In the end, Jeremiah stuck it out. Despite the difficulties and the cost of remaining faithful, he couldn’t walk away. He knew that if he did the internal pressure to declare the Word of the Lord would ultimately prove irrepressible. “If I say, ‘I will not mention him, or speak any more in his name,’ there is in my heart as it were a burning fire shut up in my bones, and I am weary with holding it in, and I cannot.” (Jeremiah 20:9).
Doubts in the down times
So while there are no explicit examples in Scripture with men struggling with this precise issue, that alone doesn’t mean it never happens. The New Testament does tell us that men called by God retain the capacity to doubt, as Peter did when he stopped walking on water and started to sink (Matthew 14;31). It shouldn’t surprise us, therefore, for a person genuinely called by God to the ministry to sometimes doubt whether they misunderstood what they once believed was a call to the ministry.
I don’t think it unusual at all for someone to doubt a call to ministry during a season when their ministry bears little evident fruit. Especially in the early years of one’s ministry, I believe it’s rather normal to question one’s call to ministry when the Lord doesn’t seem to be blessing your ministry.
Moreover, when a man receives unexpected and/or undeserved opposition—and again, particularly in the early phase of his ministerial labors—he may take this as an indication that he misinterpreted the Lord’s will for his life. But since all ministers experience opposition, this by itself is no evidence either way regarding one’s call.
Therefore . . .
Every God-called minister will pass through seasons—sometimes very long ones—of little apparent impact or of strong resistance. Even Jesus reached a point where few beyond his twelve disciples continued to follow Him (John 6:66ff.), and He experienced constant opposition to His ministry.
This is why it is crucial to be as certain as one can be about his call to ministry at the start. There will be many times when this sense of call, this “fire in your bones,” will be all that keeps you in the ministry.
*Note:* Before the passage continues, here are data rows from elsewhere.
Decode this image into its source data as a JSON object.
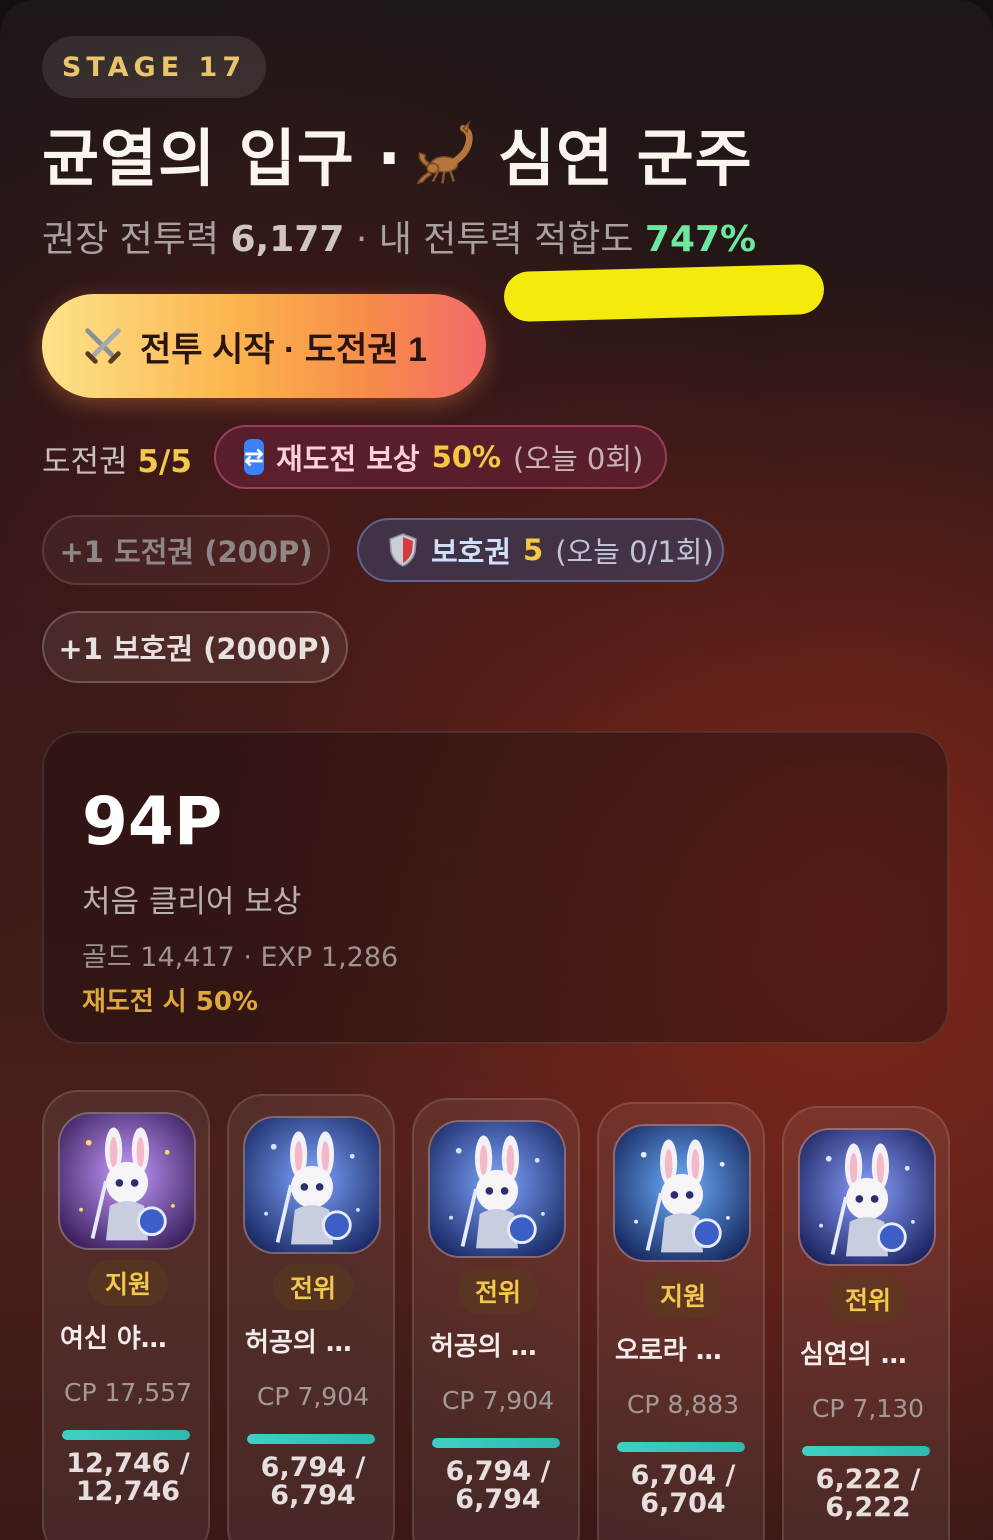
{
  "stage": {
    "label": "STAGE 17"
  },
  "title": {
    "left": "균열의 입구 ·",
    "right": "심연 군주"
  },
  "subtitle": {
    "rec_label": "권장 전투력",
    "rec_value": "6,177",
    "fit_label": "· 내 전투력 적합도",
    "fit_value": "747%"
  },
  "start_button": {
    "label": "전투 시작 · 도전권 1"
  },
  "tickets": {
    "label": "도전권",
    "value": "5/5"
  },
  "retry_reward": {
    "label": "재도전 보상",
    "value": "50%",
    "note": "(오늘 0회)"
  },
  "buy_ticket": {
    "label": "+1 도전권 (200P)"
  },
  "shield": {
    "label": "보호권",
    "value": "5",
    "note": "(오늘 0/1회)"
  },
  "buy_shield": {
    "label": "+1 보호권 (2000P)"
  },
  "reward": {
    "points": "94P",
    "label": "처음 클리어 보상",
    "detail": "골드 14,417 · EXP 1,286",
    "retry_note": "재도전 시 50%"
  },
  "units": [
    {
      "role": "지원",
      "name": "여신 야…",
      "cp": "CP 17,557",
      "hp": "12,746 /",
      "hp_max": "12,746",
      "hp_ratio": 1.0
    },
    {
      "role": "전위",
      "name": "허공의 …",
      "cp": "CP 7,904",
      "hp": "6,794 /",
      "hp_max": "6,794",
      "hp_ratio": 1.0
    },
    {
      "role": "전위",
      "name": "허공의 …",
      "cp": "CP 7,904",
      "hp": "6,794 /",
      "hp_max": "6,794",
      "hp_ratio": 1.0
    },
    {
      "role": "지원",
      "name": "오로라 …",
      "cp": "CP 8,883",
      "hp": "6,704 /",
      "hp_max": "6,704",
      "hp_ratio": 1.0
    },
    {
      "role": "전위",
      "name": "심연의 …",
      "cp": "CP 7,130",
      "hp": "6,222 /",
      "hp_max": "6,222",
      "hp_ratio": 1.0
    }
  ],
  "icons": {
    "title": "scorpion-icon",
    "start": "crossed-swords-icon",
    "retry": "repeat-icon",
    "shield": "shield-icon"
  },
  "colors": {
    "accent_gold": "#f2c94c",
    "fit_green": "#6ee7a0",
    "hp_bar": "#3fd0c4",
    "highlight": "#f4ea0b"
  }
}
But if you are questioning that call, first pray and ask the Lord to clarify matters for you. If He’s called you to His service, you’ll never be more miserable than you’ll be doing something else besides vocational ministry. As my dad once said to me (and I know this counsel didn’t originate with him), “Son, if you can do anything else except pastoral ministry and be happy, do it.” He was right. In time I began to see that I could never have found anything else more fulfilling than vocational ministry.
Second, get counsel from other godly ministers. No one will understand both the call of God, the challenges of the ministry as they will, and the struggle you are experiencing as they will.
For additional resources on this subject, consider:
The Call to Ministry, by R Albert Mohler, Jr., with Daniel S. Dumas and Donald S. Whitney.
Am I Called? The Summons to Pastoral Ministry, by Dave Harvey.
Called to the Ministry, by Edmund P. Clowney.
Is God Calling Me? by Jeff Iorg.